There exists nearly universal agreement regarding the benefits of e-learning technologies to support knowledge sharing and lifelong learning. Although the goal of lifelong learning may be partially achievable due to ubiquitous computer technologies, a host of human and social factors that may preclude its full attainment. Presenters will discuss challenges to the successful implementation of ubiquitous learning from intrapersonal, interpersonal, social, economic, cultural, and political perspectives. They will invite attendees to discuss alternative conceptualizations of these challenges as well as potential solutions. The primary goal of this presentation is to discuss, explore, and debate ideas/strategies that may prove to be effective in broadly implementing ubiquitous learning opportunities in a wide range of learning contexts. We propose that a primary challenge to the wide-scale implementation and success of ubiquitous learning is the adoption of assumptions about individual capabilities, pedagogical processes, knowledge acquisition, and socio-economic processes. These assumptions are: (a) by creating conditions for learner agency, learners will demonstrate the expertise and personal qualities required to be effective knowledge-sharers and learning collaborators; (b) all learners are rich sources of diverse knowledge; (c) all learners possess capacities for the development of higher-order abstraction and cognitive complexity; (d) learning communities will accept unique learners who present/represent diverse sources of knowledge; and, (e) all learners will have access to technology resources required to sustain ubiquitous leaning environments. Presenters will structure the workshop in a manner that provides opportunities for all attendees to share ideas, respectfully challenge perspectives, and explore potential solutions.

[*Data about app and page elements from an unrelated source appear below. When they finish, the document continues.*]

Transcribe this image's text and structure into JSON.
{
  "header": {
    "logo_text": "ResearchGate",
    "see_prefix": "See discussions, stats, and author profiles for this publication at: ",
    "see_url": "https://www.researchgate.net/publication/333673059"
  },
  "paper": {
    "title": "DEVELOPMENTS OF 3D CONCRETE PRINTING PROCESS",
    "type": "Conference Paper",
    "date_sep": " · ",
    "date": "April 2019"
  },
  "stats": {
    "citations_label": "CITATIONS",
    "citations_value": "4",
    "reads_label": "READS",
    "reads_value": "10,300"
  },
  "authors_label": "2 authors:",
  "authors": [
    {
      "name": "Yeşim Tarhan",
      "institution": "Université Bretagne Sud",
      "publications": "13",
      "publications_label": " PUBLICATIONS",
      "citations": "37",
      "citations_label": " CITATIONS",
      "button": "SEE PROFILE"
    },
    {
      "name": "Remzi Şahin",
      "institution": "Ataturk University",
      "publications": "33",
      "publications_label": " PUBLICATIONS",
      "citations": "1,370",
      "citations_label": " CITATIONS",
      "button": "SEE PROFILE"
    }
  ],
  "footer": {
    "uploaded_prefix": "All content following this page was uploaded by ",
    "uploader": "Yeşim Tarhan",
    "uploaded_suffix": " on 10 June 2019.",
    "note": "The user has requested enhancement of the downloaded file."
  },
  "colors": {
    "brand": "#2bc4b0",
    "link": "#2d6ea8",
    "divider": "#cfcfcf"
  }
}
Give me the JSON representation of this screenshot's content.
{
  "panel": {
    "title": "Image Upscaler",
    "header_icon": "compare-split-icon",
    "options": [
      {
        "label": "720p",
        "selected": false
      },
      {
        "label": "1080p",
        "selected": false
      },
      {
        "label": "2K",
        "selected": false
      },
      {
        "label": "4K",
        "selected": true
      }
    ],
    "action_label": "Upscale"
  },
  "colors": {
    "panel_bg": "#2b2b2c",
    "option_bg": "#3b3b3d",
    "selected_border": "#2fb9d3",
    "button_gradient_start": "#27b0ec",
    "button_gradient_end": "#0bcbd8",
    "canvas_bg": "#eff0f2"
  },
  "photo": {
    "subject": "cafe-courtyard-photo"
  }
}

Research and Evaluation, Educational Research and Design, Ohio, United States Kenneth L Miller
Professor, Department of Psychological Sciences and Counseling, Youngstown State University, Ohio, United States
E-learning, Challenges, Ubiquitous Learning, Assumptions, Pedagogical Processes, Social Factors